Product development
Product development is the name given to a growth strategy where a business aims to introduce new products into existing markets. This strategy may require the development of new competencies and requires the business to develop modified products which can appeal to existing markets.

Diversification is the name given to the growth strategy where a business markets new products in new markets.
This is an inherently more risk strategy because the business is moving into markets in which it has little or no experience.
For a business to adopt a diversification strategy, therefore, it must have a clear idea about what it expects to gain from the strategy and an honest assessment of the risks.

Some latin terms
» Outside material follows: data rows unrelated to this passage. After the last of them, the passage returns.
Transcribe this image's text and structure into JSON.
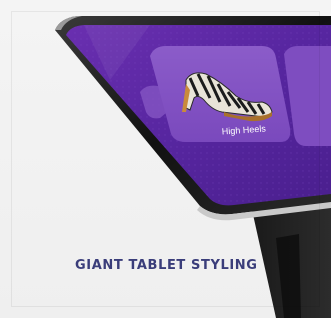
{
  "card": {
    "caption": "GIANT TABLET STYLING"
  },
  "kiosk_screen": {
    "tile_label": "High Heels"
  },
  "colors": {
    "caption_text": "#3a3d7a",
    "screen_purple": "#5a2a9e",
    "background": "#f2f2f2"
  }
}
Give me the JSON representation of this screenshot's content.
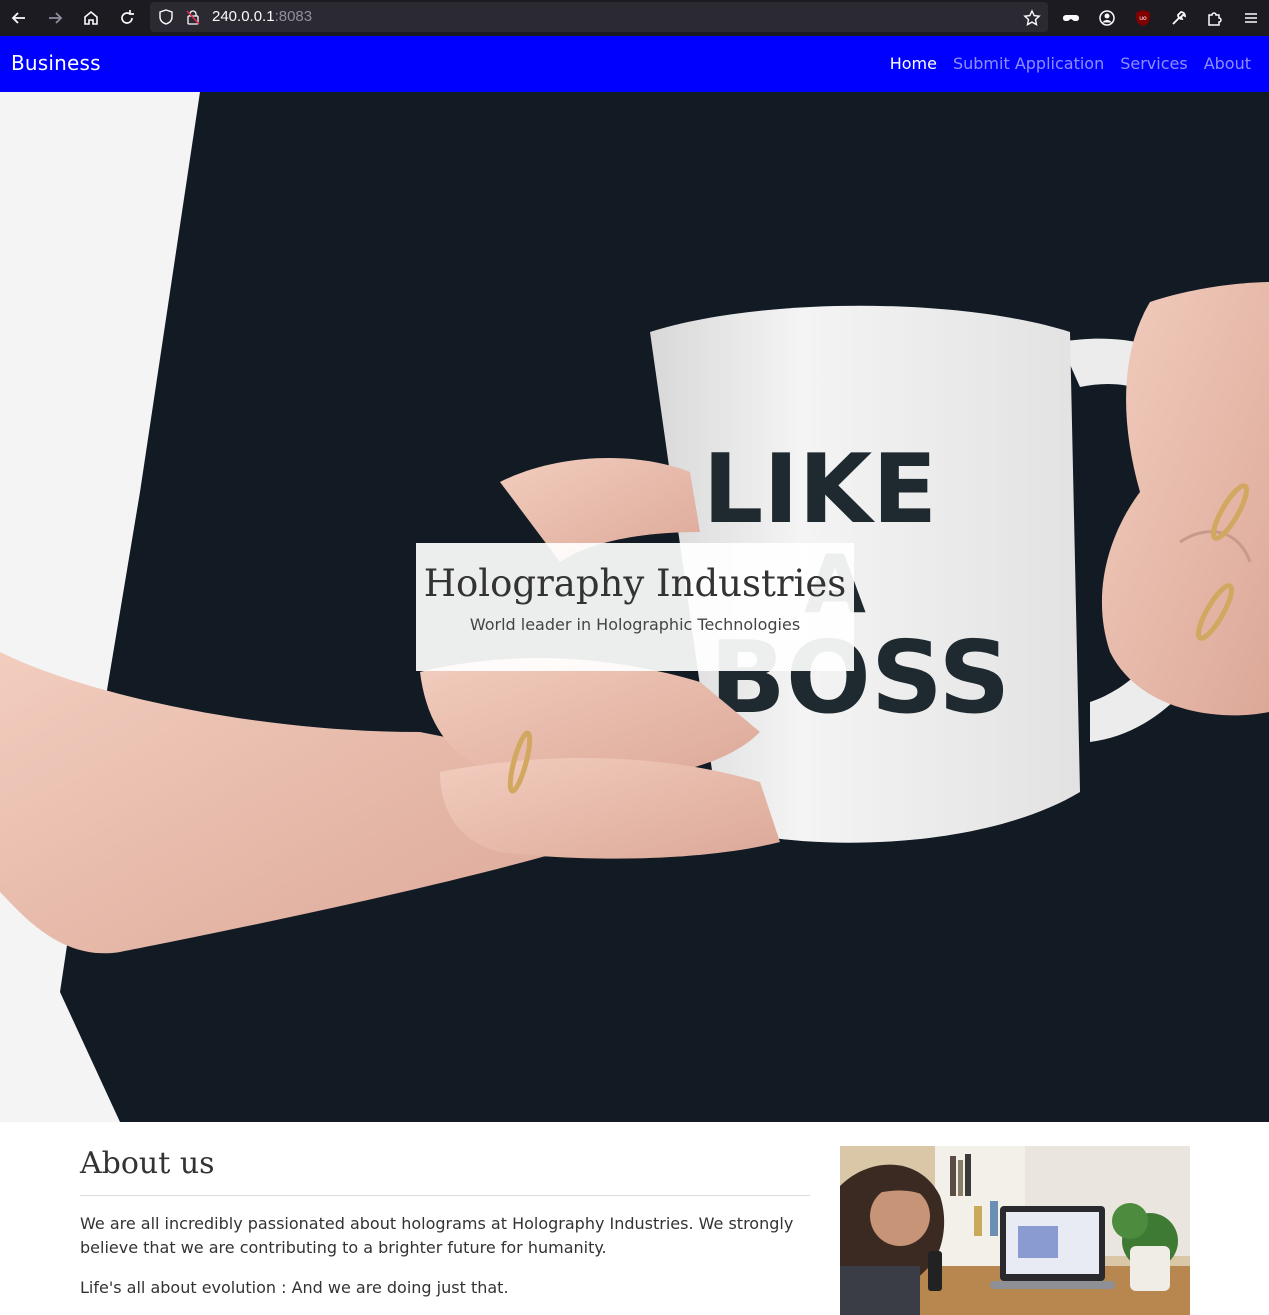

Abatement = Removal or stopping of a nuisance.
Ab initio = Latin phrase meaning ‘from the beginning’.
Abjure = To swear not to bear allegiance to another country.
Abscond = To go away without permission or not to return to the court after being
released on bail or to escape from prison.
Actus Reus= Latin phrase meaning ‘Guilty Act’, Act which is forbidden by the Criminal
Law, one of the two elements of a crime.
Ad Idem = Latin phrase meaning ‘in Agreement.’
Adjourn = To stop a meeting for a period, to put off a legal hearing to the later date.
Ad Litem = Latin phrase meaning ‘referring to the case at Law’
Guardian ad Letem = Person who acts on behalf of a minor who is a
defendant in a court case.
Ad valorem = Latin phrase meaning ‘according to value’.
Alieni Juris= Latin phrase meaning ‘of another’s right’. A person (such as minor) who
has a right under the authority of a guardian.
Amicus Curiae = Latin phrase meaning ‘friend of the court’: Lawyer who does not
represent a party in a case but who is called upon to address the court
to help clear up a difficult legal point or to explain something which is
in the public interest.
Ante = Latin adverb meaning ‘which has taken place earlier’ or ‘before’.
Status Quo Ante = the situation as it was before.
A posteriori = Latin phrase meaning ‘from what has been concluded afterwards’.
A posteriori argument = Argument based on observation.
Affidavit = written statement which is signed & sworn before a solicitor and which can
then be used as evidence in court hearings.
Animus = Intention.
Animus cancellandi = the intention to cancel.
Animus Furandi = Intention to steal.
Animus Manendi = Intention to stay (in a place)
Animus Revocandi = Intention to revoke (A will)
Annul = To cancel or to stop something having a legal effect.
Appeal = Asking a higher court to change a decision of a lower court.
Arson = Notifiable offence of setting fire to a building.
Audi Alteram Partem = Latin phrase meaning ‘Hear the other side’: A rule in natural
justice that everyone has the right to speak in his own defence
and to have the case against him explained to him.
Automatism = Defence to a criminal charge whereby the accused states he acted
Autopsy = Examination of a dead person to see what was the cause of death.
Autrefois Acquit = French phrase meaning ‘previously acquitted’. Plea that an accused
person has already been acquitted of the crime with which he is
Autrefois Convict = French phrase meaning ‘previously convicted’. Plea that an accused
person has already been convicted of the crime with which he is now
charged .
Aver = To make a statement or an allegation in pleadings.
Attorn = To transfer.
Asylum = Hospital for people who are mentally ill.
Arm’s length = Not closely connected, to deal with someone at arm’s length = To deal
as if there were no connections between the parties.
Appurtenant = To or belonging to.
Antedate = To put an earlier date o a document.
Amnesty = Pardon, often for political crimes, given to several people at he same
Alimony = Money which a court orders a husband to pay regularly to his separated or
divorced wife.
Adjoin = To touch another property.
Accretion = Enlargement of a piece of land by natural causes.
Accredited = (Agent) who is appointed by a company to act on its behalf.
Alienation = Transfer of property to someone else.
A fortiori = Latin phrase meaning ‘for a stronger reason
Affray = Public fight which frightens other people

Aggrieved = Who has been damaged/ harmed by a defendant’s actions
Autarchy = Situation where a state has total power over itself & rules itself without
outside interference
Autarky = Situation where a state is self-sufficient & can provide all its needs without
outside help.